It’s helpful for renters like me who can’t afford household tools or don’t have the space for lawn mowers or leaf blowers.
At the local public library, you can check out bikes for free, or bring broken things, such as lamps, printers and clocks, to its regular Fix-It Workshops. The library hosts a technology expert, who holds office hours for troubleshooting laptops, phones and other electronic devices.
It is privileged to get rid of household items without at least trying to fix them (not to mention bad for the planet), and some have criticized downsize or de-cluttering movements for failing to address class.
Chipped plates work just as well as whole and even moth-snagged sweaters can keep you warm. Though they may not look pretty or make you feel special, you need functional things like dinnerware and winter clothes.
A culture of less runs on trust. It involves not only buying used, but bartering. One of the things you barter for is friendship, love and loyalty. You are banking on your history with a person.
You are trading respect for respect. You trust they will hold up their end of the bargain. I traded a camera for babysitting, a chair for art supplies. A friend helped me hem a dress in return for coffee.
In a culture of less, you need not only to work with what you have instead of replacing it, you also need to need less.
In my community, it’s fairly easy not to shop too much: Walmart is the biggest store and it’s almost an hour to the Target in West Virginia.
A couple of local clothing shops exist, but they cater to college students and teenagers. The biggest draw at the very small mall is the farmers’ market, held inside the atrium in winter.
Wanting less and not shopping become more difficult when I travel to the closest city, or any place with more stores. I have trained myself not to go in them.
I have to force myself not to compare how I look (haircut overdue, cardigan with a tear), and the condition of my things (furniture hand-painted by me, dented car) to people who live in more prosperous places with more updated possessions.
Living simply doesn’t always mean sacrifice because learning to live with less is also learning to live. I don’t miss television, for example.
My son largely ignores his toys in favor of playing outside, often with a kingdom he has constructed himself with sticks and rocks and fall leaves. Though I haven’t stepped foot in a Whole Foods in years, a great deal of what we eat is organic, grown by farmers we know.
My favorite things have always been used, more than a little because they remind me of my friends: the leopard print dress that Patti wore first; the curtain that hung in Maggie’s house, the site of so many good memories.
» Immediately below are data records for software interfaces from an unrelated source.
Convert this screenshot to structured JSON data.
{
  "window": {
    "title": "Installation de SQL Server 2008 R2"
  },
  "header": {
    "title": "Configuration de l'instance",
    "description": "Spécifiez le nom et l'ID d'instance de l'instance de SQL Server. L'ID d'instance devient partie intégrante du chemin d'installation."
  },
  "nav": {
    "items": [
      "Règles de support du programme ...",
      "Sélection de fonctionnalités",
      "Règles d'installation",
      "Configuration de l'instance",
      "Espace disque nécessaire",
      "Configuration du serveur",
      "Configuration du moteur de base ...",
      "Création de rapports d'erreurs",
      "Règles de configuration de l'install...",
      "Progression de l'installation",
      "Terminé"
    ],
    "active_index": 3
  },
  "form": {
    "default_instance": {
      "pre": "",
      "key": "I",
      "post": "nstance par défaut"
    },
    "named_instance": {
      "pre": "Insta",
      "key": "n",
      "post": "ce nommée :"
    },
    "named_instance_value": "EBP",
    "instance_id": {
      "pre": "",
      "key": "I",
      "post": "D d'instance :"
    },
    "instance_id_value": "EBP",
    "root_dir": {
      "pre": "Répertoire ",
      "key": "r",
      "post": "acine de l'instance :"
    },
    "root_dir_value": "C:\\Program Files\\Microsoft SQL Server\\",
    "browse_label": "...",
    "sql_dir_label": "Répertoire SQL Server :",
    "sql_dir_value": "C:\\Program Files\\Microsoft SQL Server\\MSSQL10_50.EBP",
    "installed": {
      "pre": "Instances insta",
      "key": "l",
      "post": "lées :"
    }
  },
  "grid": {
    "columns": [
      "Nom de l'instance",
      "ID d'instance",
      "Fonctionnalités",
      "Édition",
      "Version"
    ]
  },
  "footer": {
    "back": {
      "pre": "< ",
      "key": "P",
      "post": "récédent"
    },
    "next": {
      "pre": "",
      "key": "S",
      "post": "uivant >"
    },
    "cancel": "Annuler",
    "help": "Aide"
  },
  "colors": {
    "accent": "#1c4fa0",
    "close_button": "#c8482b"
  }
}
The past lives of our things echo. And in a world ravaged by climate change, with cheap items made by sweatshop labor, with landfills overcrowded with cast-off stuff, we need to want less to appreciate more.
Alison Stine, who earned her PhD, is a writer, visual artist and author, most recently of the novel, “Supervision.” She is a writing fellow at the Center for Community Change. Her work has appeared in The Atlantic, The Nation, The Paris Review and Jezebel.